“The National Union of Journalists of the Philippines supports the call of Rappler to restore its right and that of its staff and personnel to the free coverage of President Rodrigo Duterte and all his official activities,” according to a statement sent by the organization to Rappler.

The ban on Rappler, said NUJP, “tramples on the constitutional prohibition against laws abridging the freedom of the press has gone on too long.”

Rappler contends that the existing ban “violates a basic constitutional principle that no law or rule should be passed abridging the freedom of the press.”
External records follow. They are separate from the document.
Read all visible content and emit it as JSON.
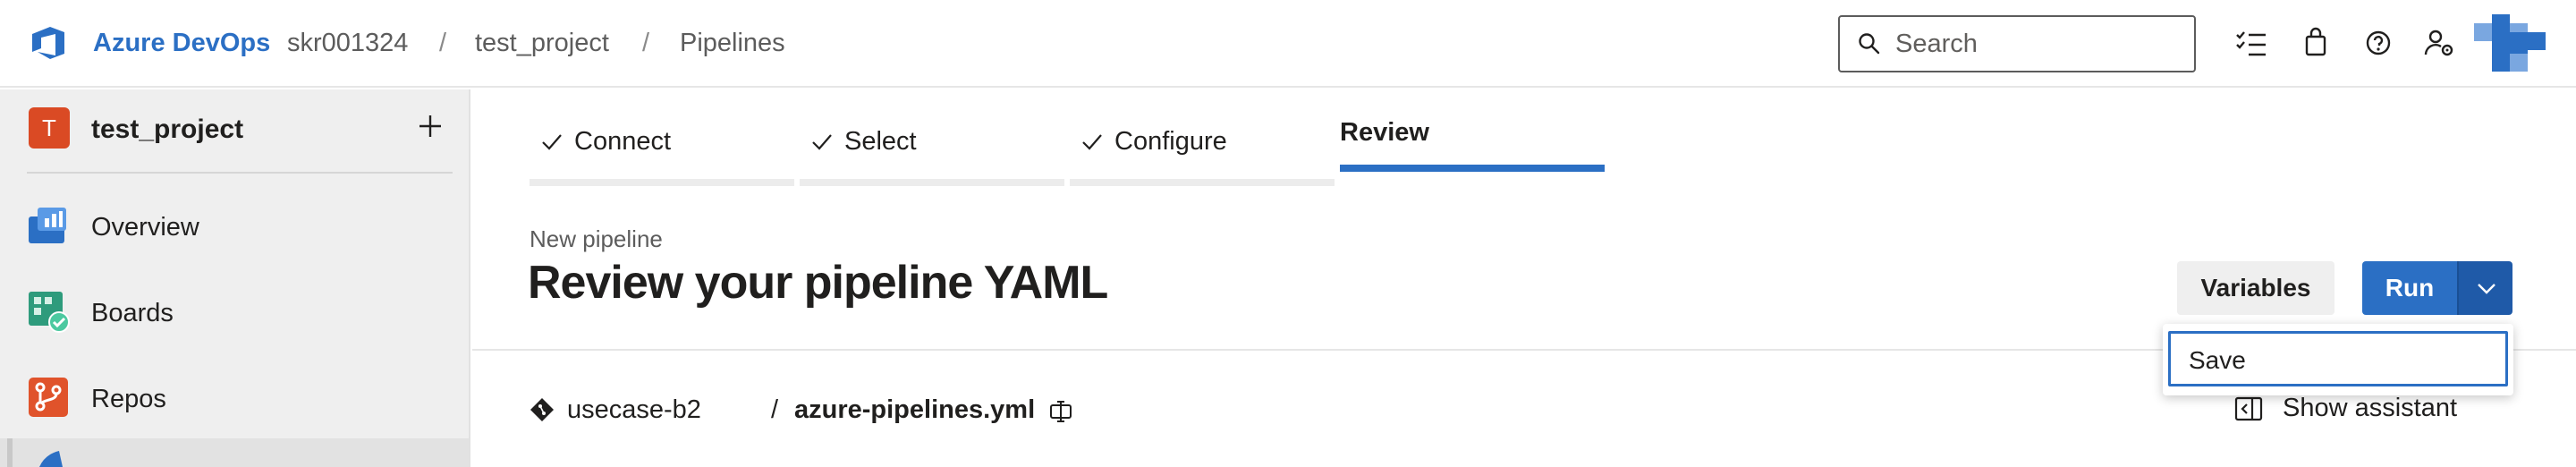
{
  "topbar": {
    "brand": "Azure DevOps",
    "breadcrumbs": [
      "skr001324",
      "test_project",
      "Pipelines"
    ],
    "separator": "/",
    "search_placeholder": "Search",
    "icons": [
      "task-list-icon",
      "shopping-bag-icon",
      "help-icon",
      "user-settings-icon",
      "user-avatar"
    ]
  },
  "sidebar": {
    "project_initial": "T",
    "project_name": "test_project",
    "project_color": "#da4a24",
    "items": [
      {
        "label": "Overview",
        "icon": "overview-icon"
      },
      {
        "label": "Boards",
        "icon": "boards-icon"
      },
      {
        "label": "Repos",
        "icon": "repos-icon"
      }
    ]
  },
  "wizard": {
    "steps": [
      {
        "label": "Connect",
        "done": true
      },
      {
        "label": "Select",
        "done": true
      },
      {
        "label": "Configure",
        "done": true
      },
      {
        "label": "Review",
        "done": false,
        "active": true
      }
    ]
  },
  "header": {
    "subtitle": "New pipeline",
    "title": "Review your pipeline YAML",
    "variables_label": "Variables",
    "run_label": "Run"
  },
  "run_menu": {
    "items": [
      "Save"
    ]
  },
  "file": {
    "branch": "usecase-b2",
    "separator": "/",
    "filename": "azure-pipelines.yml",
    "assistant_label": "Show assistant"
  },
  "colors": {
    "accent": "#2b6fc4",
    "accent_dark": "#1f5aa8"
  }
}
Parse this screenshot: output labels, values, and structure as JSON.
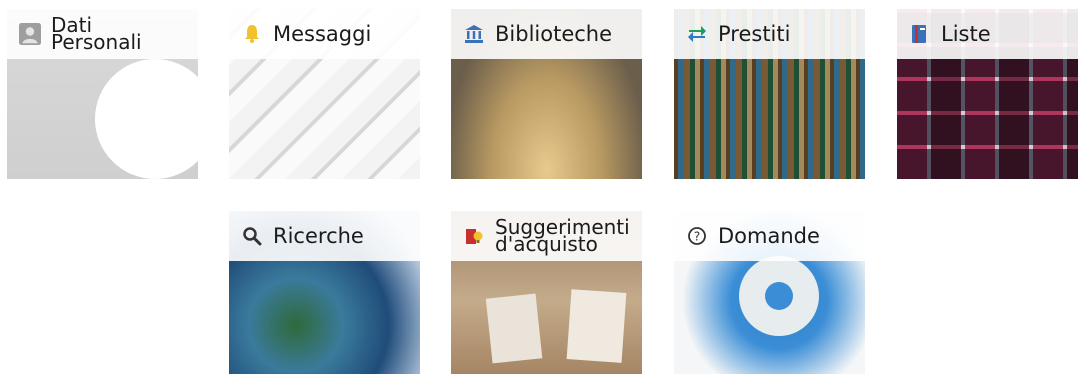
{
  "tiles": [
    {
      "id": "dati-personali",
      "label_lines": [
        "Dati",
        "Personali"
      ],
      "icon": "user-avatar-icon"
    },
    {
      "id": "messaggi",
      "label": "Messaggi",
      "icon": "bell-icon"
    },
    {
      "id": "biblioteche",
      "label": "Biblioteche",
      "icon": "library-building-icon"
    },
    {
      "id": "prestiti",
      "label": "Prestiti",
      "icon": "swap-arrows-icon"
    },
    {
      "id": "liste",
      "label": "Liste",
      "icon": "list-book-icon"
    },
    {
      "id": "ricerche",
      "label": "Ricerche",
      "icon": "search-icon"
    },
    {
      "id": "suggerimenti",
      "label_lines": [
        "Suggerimenti",
        "d'acquisto"
      ],
      "icon": "suggestion-bulb-icon"
    },
    {
      "id": "domande",
      "label": "Domande",
      "icon": "question-circle-icon"
    }
  ]
}
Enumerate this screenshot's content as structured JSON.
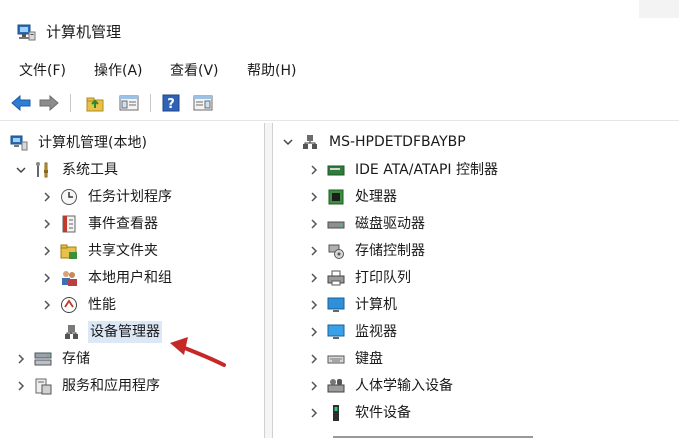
{
  "window": {
    "title": "计算机管理"
  },
  "menu": {
    "items": [
      "文件(F)",
      "操作(A)",
      "查看(V)",
      "帮助(H)"
    ]
  },
  "left_tree": {
    "root": "计算机管理(本地)",
    "system_tools": "系统工具",
    "children": [
      "任务计划程序",
      "事件查看器",
      "共享文件夹",
      "本地用户和组",
      "性能",
      "设备管理器"
    ],
    "storage": "存储",
    "services": "服务和应用程序"
  },
  "right_tree": {
    "computer": "MS-HPDETDFBAYBP",
    "devices": [
      "IDE ATA/ATAPI 控制器",
      "处理器",
      "磁盘驱动器",
      "存储控制器",
      "打印队列",
      "计算机",
      "监视器",
      "键盘",
      "人体学输入设备",
      "软件设备"
    ]
  }
}
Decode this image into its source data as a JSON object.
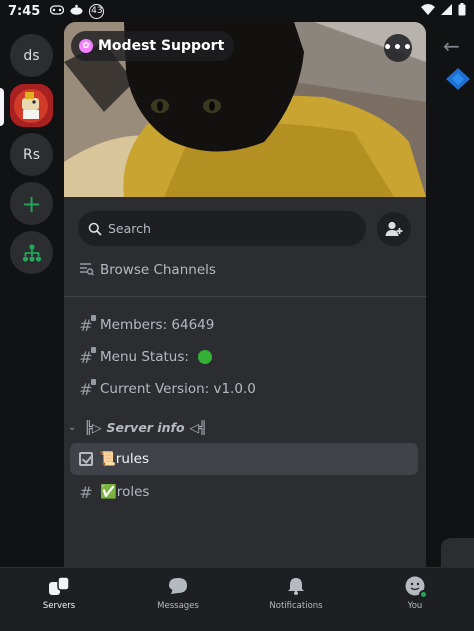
{
  "status_bar": {
    "time": "7:45",
    "badge": "43"
  },
  "servers": [
    {
      "label": "ds"
    },
    {
      "label": ""
    },
    {
      "label": "Rs"
    },
    {
      "label": "+"
    },
    {
      "label": ""
    }
  ],
  "server": {
    "name": "Modest Support",
    "more": "•••"
  },
  "search": {
    "placeholder": "Search"
  },
  "browse": {
    "label": "Browse Channels"
  },
  "channels": {
    "members": "Members: 64649",
    "menu_status": "Menu Status: ",
    "current_version": "Current Version: v1.0.0"
  },
  "category": {
    "prefix": "╠▷",
    "name": "Server info",
    "suffix": "◁╣"
  },
  "text_channels": {
    "rules": "📜rules",
    "roles": "✅roles"
  },
  "bottom_nav": {
    "servers": "Servers",
    "messages": "Messages",
    "notifications": "Notifications",
    "you": "You"
  },
  "colors": {
    "accent_green": "#23a55a",
    "status_green": "#35b035",
    "selected_row": "#404249",
    "panel": "#2b2d31"
  },
  "icons": {
    "search": "search-icon",
    "invite": "add-member-icon",
    "browse": "browse-channels-icon",
    "back": "arrow-left-icon"
  }
}
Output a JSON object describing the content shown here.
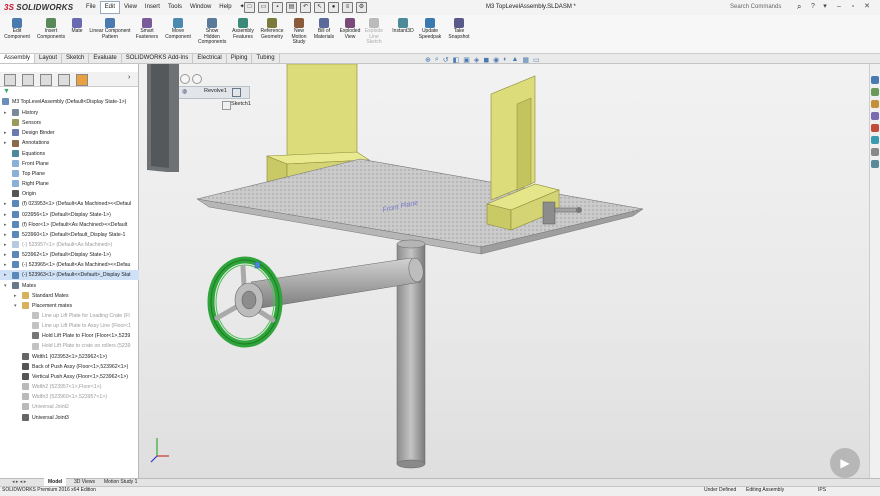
{
  "app": {
    "logo_ds": "3S",
    "logo_name": "SOLIDWORKS",
    "menus": [
      "File",
      "Edit",
      "View",
      "Insert",
      "Tools",
      "Window",
      "Help"
    ],
    "active_menu": "Edit",
    "document_title": "M3 TopLevelAssembly.SLDASM *",
    "search_placeholder": "Search Commands"
  },
  "commands": [
    {
      "label": "Edit\nComponent",
      "icon": "edit-component-icon"
    },
    {
      "label": "Insert\nComponents",
      "icon": "insert-components-icon"
    },
    {
      "label": "Mate",
      "icon": "mate-icon"
    },
    {
      "label": "Linear Component\nPattern",
      "icon": "linear-pattern-icon"
    },
    {
      "label": "Smart\nFasteners",
      "icon": "smart-fasteners-icon"
    },
    {
      "label": "Move\nComponent",
      "icon": "move-component-icon"
    },
    {
      "label": "Show\nHidden\nComponents",
      "icon": "show-hidden-icon"
    },
    {
      "label": "Assembly\nFeatures",
      "icon": "assembly-features-icon"
    },
    {
      "label": "Reference\nGeometry",
      "icon": "reference-geometry-icon"
    },
    {
      "label": "New\nMotion\nStudy",
      "icon": "motion-study-icon"
    },
    {
      "label": "Bill of\nMaterials",
      "icon": "bom-icon"
    },
    {
      "label": "Exploded\nView",
      "icon": "exploded-view-icon"
    },
    {
      "label": "Explode\nLine\nSketch",
      "icon": "explode-line-icon",
      "disabled": true
    },
    {
      "label": "Instant3D",
      "icon": "instant3d-icon"
    },
    {
      "label": "Update\nSpeedpak",
      "icon": "speedpak-icon"
    },
    {
      "label": "Take\nSnapshot",
      "icon": "snapshot-icon"
    }
  ],
  "command_tabs": [
    "Assembly",
    "Layout",
    "Sketch",
    "Evaluate",
    "SOLIDWORKS Add-Ins",
    "Electrical",
    "Piping",
    "Tubing"
  ],
  "active_command_tab": "Assembly",
  "tree": {
    "root": "M3 TopLevelAssembly (Default<Display State-1>)",
    "items": [
      {
        "label": "History",
        "icon": "history-icon",
        "expand": true
      },
      {
        "label": "Sensors",
        "icon": "sensors-icon"
      },
      {
        "label": "Design Binder",
        "icon": "binder-icon",
        "expand": true
      },
      {
        "label": "Annotations",
        "icon": "annotations-icon",
        "expand": true
      },
      {
        "label": "Equations",
        "icon": "equations-icon"
      },
      {
        "label": "Front Plane",
        "icon": "plane-icon"
      },
      {
        "label": "Top Plane",
        "icon": "plane-icon"
      },
      {
        "label": "Right Plane",
        "icon": "plane-icon"
      },
      {
        "label": "Origin",
        "icon": "origin-icon"
      },
      {
        "label": "(f) 023953<1> (Default<As Machined><<Defaul",
        "icon": "part-icon",
        "expand": true
      },
      {
        "label": "023956<1> (Default<Display State-1>)",
        "icon": "part-icon",
        "expand": true
      },
      {
        "label": "(f) Floor<1> (Default<As Machined><<Default",
        "icon": "part-icon",
        "expand": true
      },
      {
        "label": "523960<1> (Default<Default_Display State-1",
        "icon": "part-icon",
        "expand": true
      },
      {
        "label": "(-) 523957<1> (Default<As Machined>)",
        "icon": "part-icon",
        "dim": true,
        "expand": true
      },
      {
        "label": "523962<1> (Default<Display State-1>)",
        "icon": "part-icon",
        "expand": true
      },
      {
        "label": "(-) 523965<1> (Default<As Machined><<Defau",
        "icon": "part-icon",
        "expand": true
      },
      {
        "label": "(-) 523963<1> (Default<<Default>_Display Stat",
        "icon": "part-icon",
        "selected": true,
        "expand": true
      },
      {
        "label": "Mates",
        "icon": "mates-icon",
        "open": true
      },
      {
        "label": "Standard Mates",
        "icon": "folder-icon",
        "indent": 1,
        "expand": true
      },
      {
        "label": "Placement mates",
        "icon": "folder-icon",
        "indent": 1,
        "open": true
      },
      {
        "label": "Line up Lift Plate for Loading Crate (Fl",
        "icon": "mate-item-icon",
        "indent": 2,
        "dim": true
      },
      {
        "label": "Line up Lift Plate to Assy Line (Floor<1",
        "icon": "mate-item-icon",
        "indent": 2,
        "dim": true
      },
      {
        "label": "Hold Lift Plate to Floor (Floor<1>,5239",
        "icon": "mate-item-icon",
        "indent": 2
      },
      {
        "label": "Hold Lift Plate to crate on rollers (5239",
        "icon": "mate-item-icon",
        "indent": 2,
        "dim": true
      },
      {
        "label": "Width1 (023953<1>,523962<1>)",
        "icon": "width-mate-icon",
        "indent": 1
      },
      {
        "label": "Back of Push Assy (Floor<1>,523962<1>)",
        "icon": "distance-mate-icon",
        "indent": 1
      },
      {
        "label": "Vertical Push Assy (Floor<1>,523962<1>)",
        "icon": "distance-mate-icon",
        "indent": 1
      },
      {
        "label": "Width2 (523957<1>,Floor<1>)",
        "icon": "width-mate-icon",
        "indent": 1,
        "dim": true
      },
      {
        "label": "Width3 (523960<1>,523957<1>)",
        "icon": "width-mate-icon",
        "indent": 1,
        "dim": true
      },
      {
        "label": "Universal Joint2",
        "icon": "universal-joint-icon",
        "indent": 1,
        "dim": true
      },
      {
        "label": "Universal Joint3",
        "icon": "universal-joint-icon",
        "indent": 1
      }
    ]
  },
  "context": {
    "feature": "Revolve1",
    "sketch": "Sketch1"
  },
  "model": {
    "table_text": "Front Plane"
  },
  "bottom_tabs": [
    "Model",
    "3D Views",
    "Motion Study 1"
  ],
  "active_bottom_tab": "Model",
  "status": {
    "product": "SOLIDWORKS Premium 2016 x64 Edition",
    "definition": "Under Defined",
    "mode": "Editing Assembly",
    "units": "IPS"
  },
  "colors": {
    "accent": "#c8102e",
    "plate_yellow": "#dcdc7a",
    "handwheel_green": "#2fa43a",
    "shaft_gray": "#a6a6a6",
    "table_gray": "#d4d4d4"
  }
}
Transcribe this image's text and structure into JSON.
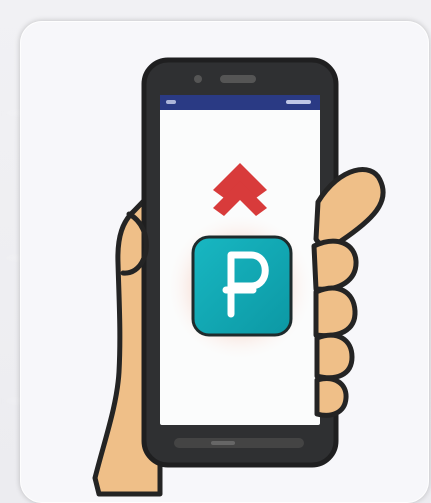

The ban on Rappler’s coverage continues despite the Malacañang Press Corps (MPC) saying Rappler continues to be an MPC member, the organization of reporters often given Palace accreditation to cover the President’s events.

Malacañang officials have said that Duterte has banned Rappler because he was “annoyed” at its reportage and because of the January 2018 decision of the Securities and Exchange Commission to revoke Rappler’s license to operate. (READ: TIMELINE: Malacañang's evolving statements on Rappler ban)

However, the SEC itself has said their order is not final and executory.

Court of Appeals remands case to SEC

In its July 25, 2018 decision on the case, the Court of Appeals (CA) did not approve SEC's order and instead ordered the commission to review it because the supposedly problematic Philippine Depositary Receipts (PDRs) that led SEC to conclude there was “some foreign control” over Rappler was already donated to Filipino managers.

The CA had said the donation by Omidyar showed "the intention to comply in good faith with the regulations of the SEC.” The court also told SEC that the commission is “mandated to give incorporators a reasonable time within which to correct or modify the objectionable portions of their articles of incorporation or amendment.”

The court added that revoking a certificate of registration should have been the “last resort.”

Aside from the one-year ban and the remanded SEC order, Rappler is also battling legal cases: 

Ressa has had to post bail 6 times in a little more than two months.

She was arrested on February 13 in connection with the cyber libel case and posted bail on February 14. (WATCH: Rappler's cyber libel case in a nutshell– Rappler.com